In some ways, this film reminded me of the sit-com "Friends" when I first watched it. It does have some significant differences, but it still centers on a group of people who are variously in and out of relationships with each other and outsiders, some of whom make it into the group, and others of whom do not.
One of the leading characters is Dennis, who is having a mid-life crisis of a sort, not quite sure he wants to continue the pick-up life, and not sure he can continue it given his advancing age. This is driven home by the situation of his birthday party, in which he finds an attraction to J. Crew Guy, a nickname invented by his friends to keep people from having to remember names. Cole, the "star" of the group of friends, has invited his own catch to the party, and the rest of the friends are seething with jealousy.
There are lots of wonderful little scenes and bit pieces here. Most of the friends go to the same hairdresser or stylist, and pour their hearts out to her while having their hair cut. There is a wonderful montage of clips of the various friends getting their hair cut, all talking to each other, save one man who goes to an actual therapist, and complains near the end that the rest of his friends get their hair cut while doing this.
The friends center on a particular restaurant, owned by Jack, played by John Mahoney (Frasier's father in the sit-com "Frasier"). Jack also sponsors a softball team, on which all of the friends play. Jack is a long-term partner of a man only really known as "purple guy", because he always dressed in purple. Jack suffers a heart-attack, and the friends become much more enlightened about the value of friendship, relationships, and permanent attachments in an often changing and unpredictable world.
I identified most with the character is Patrick, the "less attractive" friend. At one point he describes his frustration living in southern California as the gay community is a bunch of 10s all looking for an 11, and if the light is dim enough and the guy is drunk enough, he (Patrick) might pass for a 7. I know the feeling very well.

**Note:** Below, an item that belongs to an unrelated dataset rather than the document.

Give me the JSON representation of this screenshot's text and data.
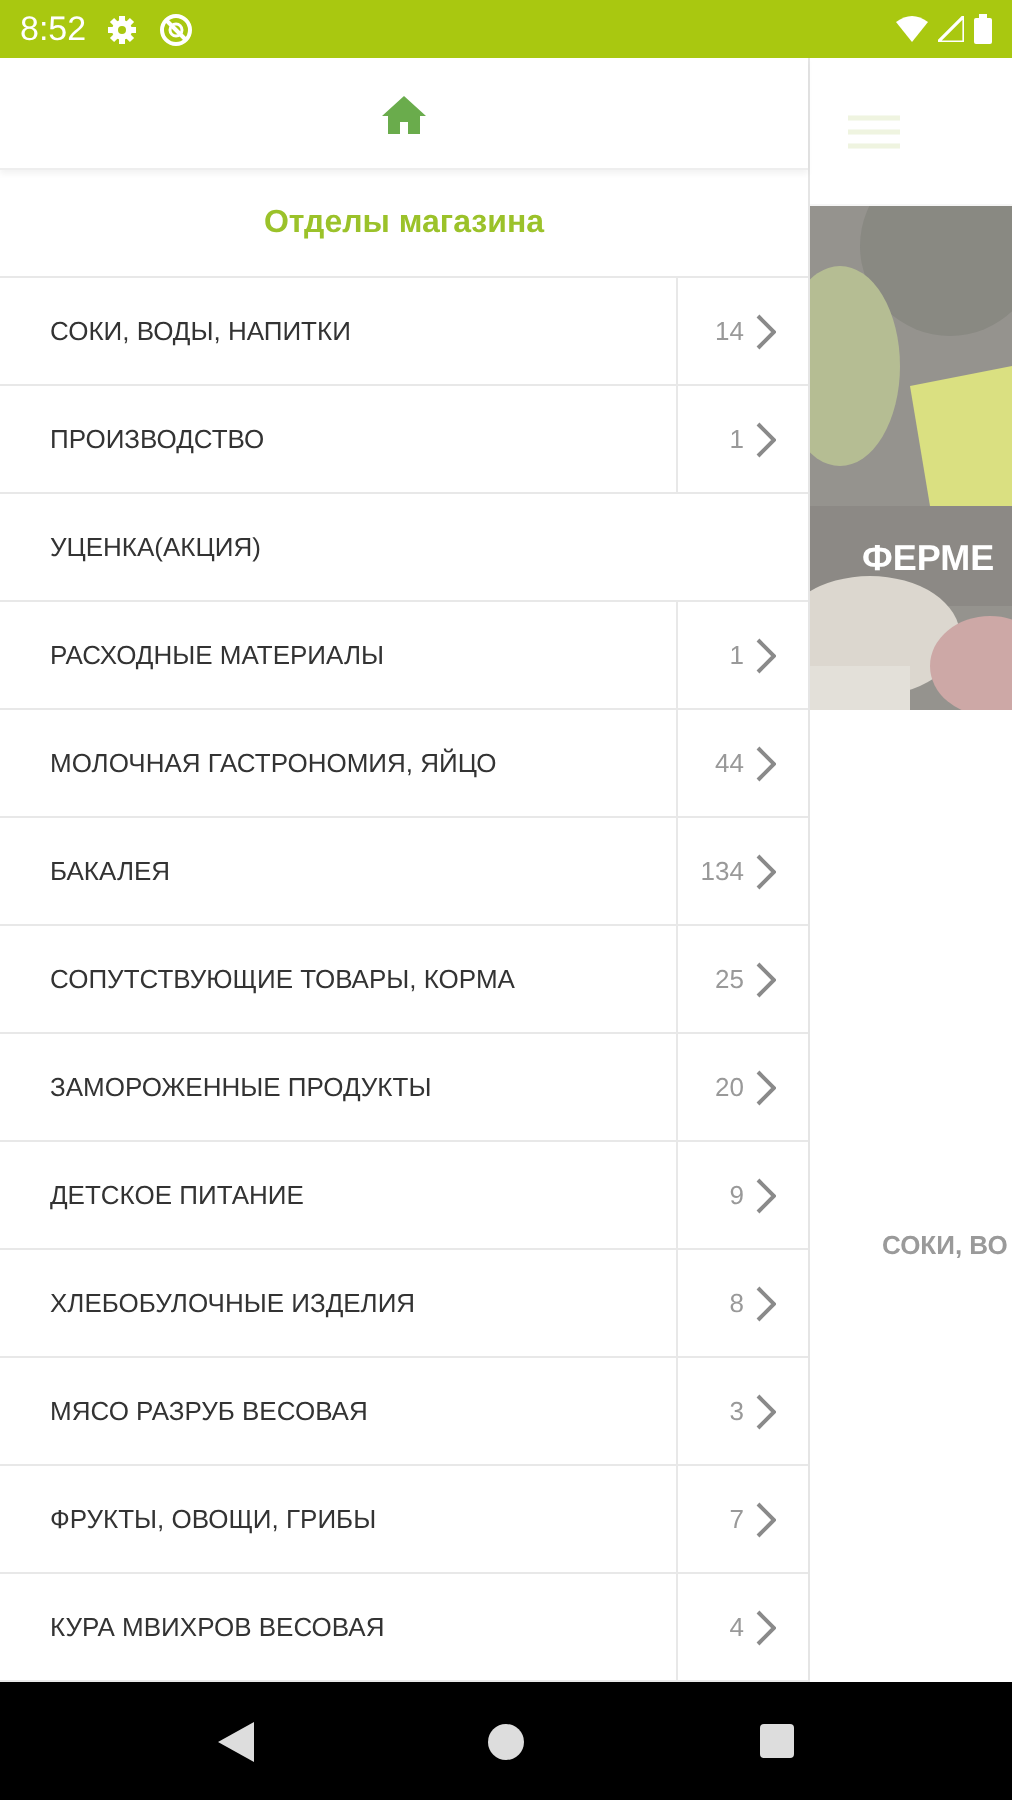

One review I read of this film said that it is the first film since "Boys in the Band," put out in 1970, to feature every character in the film as a gay person. I hadn't thought about that the first time I watched the film, but it is true. There are no straight people here as major or even minor characters, only the occasional bit player, like the team members of the Hollywood Firefighter's softball team, who are not only better than the restaurant's team, but also a physical distraction, according to one team member.
Each of the characters represents a different sort of gay person - Dennis is the artistic, brooding sort; Cole is the wannabe actor, a bit too good looking for his own good; Kevin is the just-coming-out and not really ready to admit he's gay person; Benji is the always looking in the wrong place for love person, who gets involved a bit in drug use near the end. Howie is the mixed up, wants a commitment but cannot commit person. Finally, Patrick (my role model) is the not-quite-that-goodlooking, good friend but always single kind of guy. Jack and Purple Guy are the long-term, older couple who both father/mother the group, and model another way of being. Of course, that all assumes that you can find a partner who will last.
You will also get introduced to the phrase OGT - Obviously Gay Trait. For example, liking the music group The Carpenters is an OGT. Liking theater and Broadway musicals is an OGT. And so forth. There's just a bit of Carpenters' music around, too.
This is a very interesting film, and one that resonated with me in many ways.